(Instructions to follow)
Quote the records beneath, complete and exact. Leave out images.

(The data)
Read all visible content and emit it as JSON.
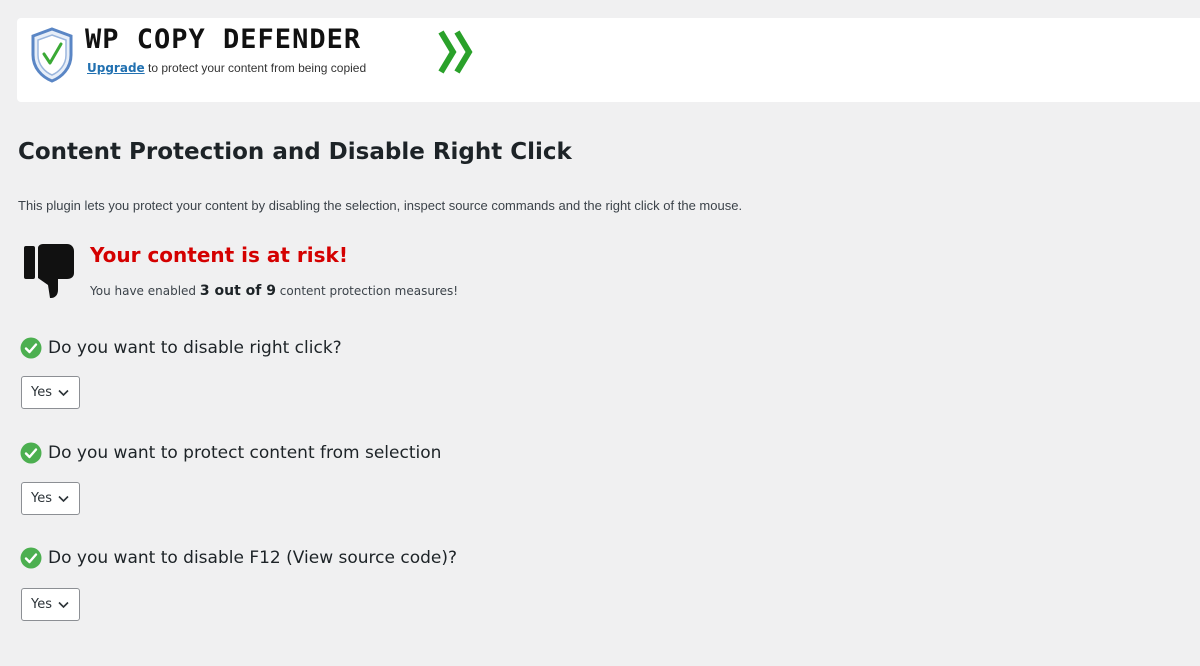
{
  "banner": {
    "title": "WP COPY DEFENDER",
    "upgrade_link": "Upgrade",
    "upgrade_text": " to protect your content from being copied"
  },
  "page": {
    "title": "Content Protection and Disable Right Click",
    "intro": "This plugin lets you protect your content by disabling the selection, inspect source commands and the right click of the mouse."
  },
  "risk": {
    "title": "Your content is at risk!",
    "prefix": "You have enabled ",
    "count": "3 out of 9",
    "suffix": " content protection measures!"
  },
  "settings": [
    {
      "question": "Do you want to disable right click?",
      "value": "Yes"
    },
    {
      "question": "Do you want to protect content from selection",
      "value": "Yes"
    },
    {
      "question": "Do you want to disable F12 (View source code)?",
      "value": "Yes"
    }
  ],
  "colors": {
    "risk": "#d40000",
    "check": "#4caf50",
    "chevron": "#2aa12a",
    "shield": "#5a86c5",
    "link": "#2271b1"
  },
  "icons": [
    "shield-check-icon",
    "double-chevron-icon",
    "thumbs-down-icon",
    "check-circle-icon",
    "chevron-down-icon"
  ]
}
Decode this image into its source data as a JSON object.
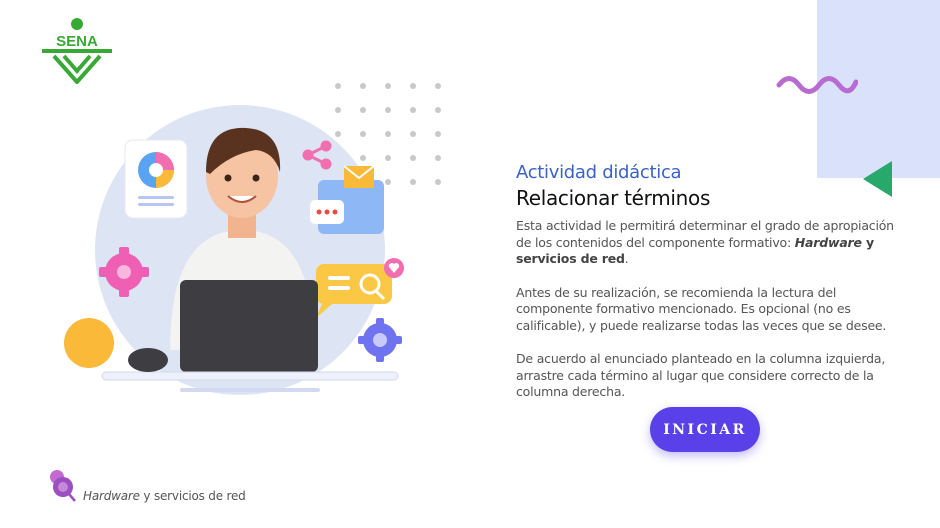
{
  "brand": {
    "logo_text": "SENA",
    "logo_color": "#39a935"
  },
  "activity": {
    "type_label": "Actividad didáctica",
    "title": "Relacionar términos",
    "intro_pre": "Esta actividad le permitirá determinar el grado de apropiación de los contenidos del componente formativo: ",
    "intro_topic_italic": "Hardware",
    "intro_topic_bold": " y servicios de red",
    "intro_end": ".",
    "paragraph_2": "Antes de su realización, se recomienda la lectura del componente formativo mencionado.  Es opcional (no es calificable), y puede realizarse todas las veces que se desee.",
    "paragraph_3": "De acuerdo al enunciado planteado en la columna izquierda, arrastre cada término al lugar que considere correcto de la columna derecha."
  },
  "start_button": {
    "label": "INICIAR",
    "color": "#5a40e8"
  },
  "footer": {
    "topic_italic": "Hardware",
    "topic_rest": " y servicios de red"
  },
  "colors": {
    "accent_blue": "#3b62c4",
    "deco_rect": "#d9e1fb",
    "wave": "#b86bd0",
    "triangle": "#27a96c",
    "yellow": "#fbb93a"
  },
  "icons": [
    "sena-logo-icon",
    "wave-decoration-icon",
    "triangle-decoration-icon",
    "dots-grid-icon",
    "student-laptop-illustration",
    "pin-icon"
  ]
}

(Final answer)
Read all visible content and emit it as JSON.
{
  "banner": {
    "title": "WP COPY DEFENDER",
    "upgrade_link": "Upgrade",
    "upgrade_text": " to protect your content from being copied"
  },
  "page": {
    "title": "Content Protection and Disable Right Click",
    "intro": "This plugin lets you protect your content by disabling the selection, inspect source commands and the right click of the mouse."
  },
  "risk": {
    "title": "Your content is at risk!",
    "prefix": "You have enabled ",
    "count": "3 out of 9",
    "suffix": " content protection measures!"
  },
  "settings": [
    {
      "question": "Do you want to disable right click?",
      "value": "Yes"
    },
    {
      "question": "Do you want to protect content from selection",
      "value": "Yes"
    },
    {
      "question": "Do you want to disable F12 (View source code)?",
      "value": "Yes"
    }
  ],
  "colors": {
    "risk": "#d40000",
    "check": "#4caf50",
    "chevron": "#2aa12a",
    "shield": "#5a86c5",
    "link": "#2271b1"
  },
  "icons": [
    "shield-check-icon",
    "double-chevron-icon",
    "thumbs-down-icon",
    "check-circle-icon",
    "chevron-down-icon"
  ]
}
Decode this image into its source data as a JSON object.
{
  "brand": {
    "logo_text": "SENA",
    "logo_color": "#39a935"
  },
  "activity": {
    "type_label": "Actividad didáctica",
    "title": "Relacionar términos",
    "intro_pre": "Esta actividad le permitirá determinar el grado de apropiación de los contenidos del componente formativo: ",
    "intro_topic_italic": "Hardware",
    "intro_topic_bold": " y servicios de red",
    "intro_end": ".",
    "paragraph_2": "Antes de su realización, se recomienda la lectura del componente formativo mencionado.  Es opcional (no es calificable), y puede realizarse todas las veces que se desee.",
    "paragraph_3": "De acuerdo al enunciado planteado en la columna izquierda, arrastre cada término al lugar que considere correcto de la columna derecha."
  },
  "start_button": {
    "label": "INICIAR",
    "color": "#5a40e8"
  },
  "footer": {
    "topic_italic": "Hardware",
    "topic_rest": " y servicios de red"
  },
  "colors": {
    "accent_blue": "#3b62c4",
    "deco_rect": "#d9e1fb",
    "wave": "#b86bd0",
    "triangle": "#27a96c",
    "yellow": "#fbb93a"
  },
  "icons": [
    "sena-logo-icon",
    "wave-decoration-icon",
    "triangle-decoration-icon",
    "dots-grid-icon",
    "student-laptop-illustration",
    "pin-icon"
  ]
}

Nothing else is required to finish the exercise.